I have been asked by multiple nurses if it’s worth it to become a nurse practitioner anymore. This question is usually stemmed from the considerable increase in wages for bedside nurses during the COVID pandemic and the only slight increase in pay, if any, for nurse practitioners in that same time. Others cite that market saturation for nurse practitioners has caused a decrease in the perceived value of nurse practitioners due to lower demand. Here are a few arguments for why 2022 is a great year to get your nurse practitioner degree.
4 Reasons to Become a Nurse Practitioner
If one thing is certain, 2022 it’s just the start of a considerable episode of inflation (which means that the dollar buys less than it used to). Why does this matter for you? As a student, paying for your school may involve taking out student loans, and the interest rate tied to those is based considerably on inflation. School costs will also go up to due to this inflation, and the sooner you get enrolled, the sooner you will be locked into the pricing which usually is a year or two delayed after the budget is made for the school, so get todays pricing while you can. (Common hack: To avoid this, employer-based education reimbursement can help offset the cost of your nurse practitioner degree while helping guarantee you’ll have a place to work after you’re done with school if a job is available within their health care system. Many times, these employer-based assistance programs require you to pay back the money if there isn’t a job in the system for you, and the interest rate charged by them is usually less than taking out a student loan.) At the time of writing this, student enrollment for nursing and NP programs is down, Which will likely temporarily limit increase in enrollment costs, so act now before cost of attendance increases.
2. Nursing Burnout
It’s commonly said that people don’t leave jobs because of the work, they leave because of bad management. Although I can personally attest to this, nursing has seen an undeniable shift due to the world reliance on nurses during the COVID pandemic, with evidence of burnout rates being cut considerably down from an average ICU nurse burnout of seven years to roughly half of that. I should be clear that by burnout I mean nurses decide to go to a different department or leave the profession altogether.
When I became a new nurse practitioner, one of the first things that I noticed about the workflow was the shock of going from 3 x 12 hour shifts a week to 5 x 8 hour shifts a week. Although it seemed like maybe I had buyers remorse, the transition to nurse practitioner did mean that the actual day itself was far less taxing physically and emotionally than it was as a bedside nurse in the ICU. As well, being able to have a professional schedule and not having to work as many holidays or weekends drastically shifted my stress levels for the better. The bottom line is you spent a lot of time, money, and energy to become a nurse, which still remains statistically the most difficult bachelor’s degree in the US to acquire due to all of the work you spent. Don’t let burnout take that away from you developing in to a terminal-degree holding expert in your field.

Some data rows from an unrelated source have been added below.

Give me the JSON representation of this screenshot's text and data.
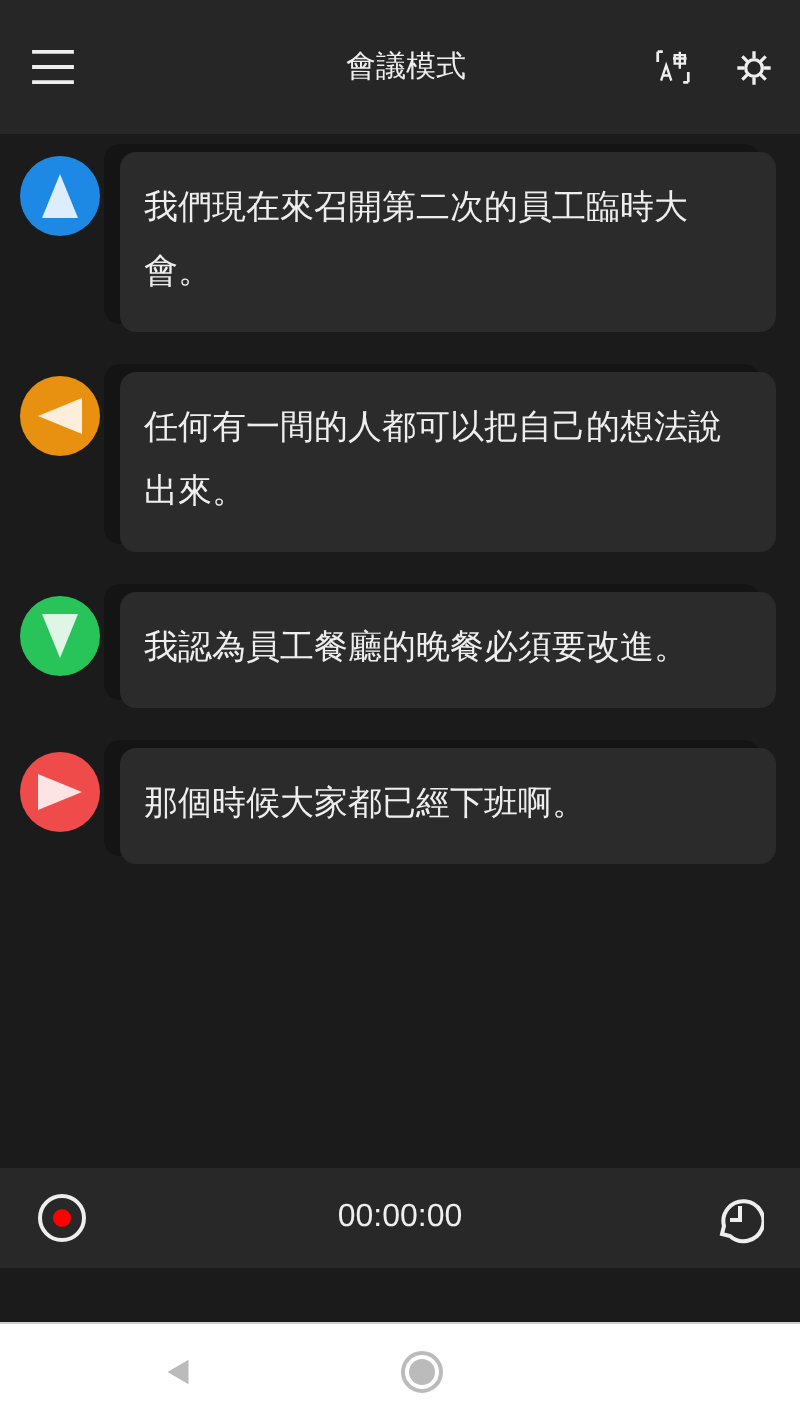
{
  "header": {
    "title": "會議模式"
  },
  "messages": [
    {
      "text": "我們現在來召開第二次的員工臨時大會。",
      "color": "#1e88e5",
      "kind": "up"
    },
    {
      "text": "任何有一間的人都可以把自己的想法說出來。",
      "color": "#e8900f",
      "kind": "left"
    },
    {
      "text": "我認為員工餐廳的晚餐必須要改進。",
      "color": "#28c45a",
      "kind": "down"
    },
    {
      "text": "那個時候大家都已經下班啊。",
      "color": "#ef4b4b",
      "kind": "right"
    }
  ],
  "footer": {
    "timer": "00:00:00"
  }
}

One of the first things I noticed as a nurse practitioner shortly after becoming one in 2014 was that the decisions that I would have had to fight for my patient I was now able to make under my authority. Instead of having to wait for a doctor to call me back for orders for patients who were unstable, I was able to make immediate decisions for their betterment. While I don’t think this is the same experience for everybody who becomes a nurse practitioner, most who do it appreciate the ability to make those critical decisions and help shape the professional development of nurses within health care systems alongside nurses within your newfound sphere of influence. You will find people actually listen to you when you want to promote change, and your voice as a NP has a louder mouthpiece to the hospital administration which you may have been searching for as a nurse.
It goes without saying that going through another degree, whether a masters or a doctorate will expand your knowledge. Irrespective of your experience as a nurse, the knowledge you carry as a nurse practitioner will shape the way you provide care at the bedside as a nurse. There are many nurses who become nurse practitioners and decide they really prefer the bedside nurse role, and in those circumstances your education as a nurse practitioner makes you an incredible patient advocate and expert clinician at the same time. Plus, certification can lapse, but your education does not. When I became Dr. John Russell, DNP, that was a very exciting moment for me because no matter what happened thereafter, those credentials would never change, and I became the first doctoral-prepared person in my family history.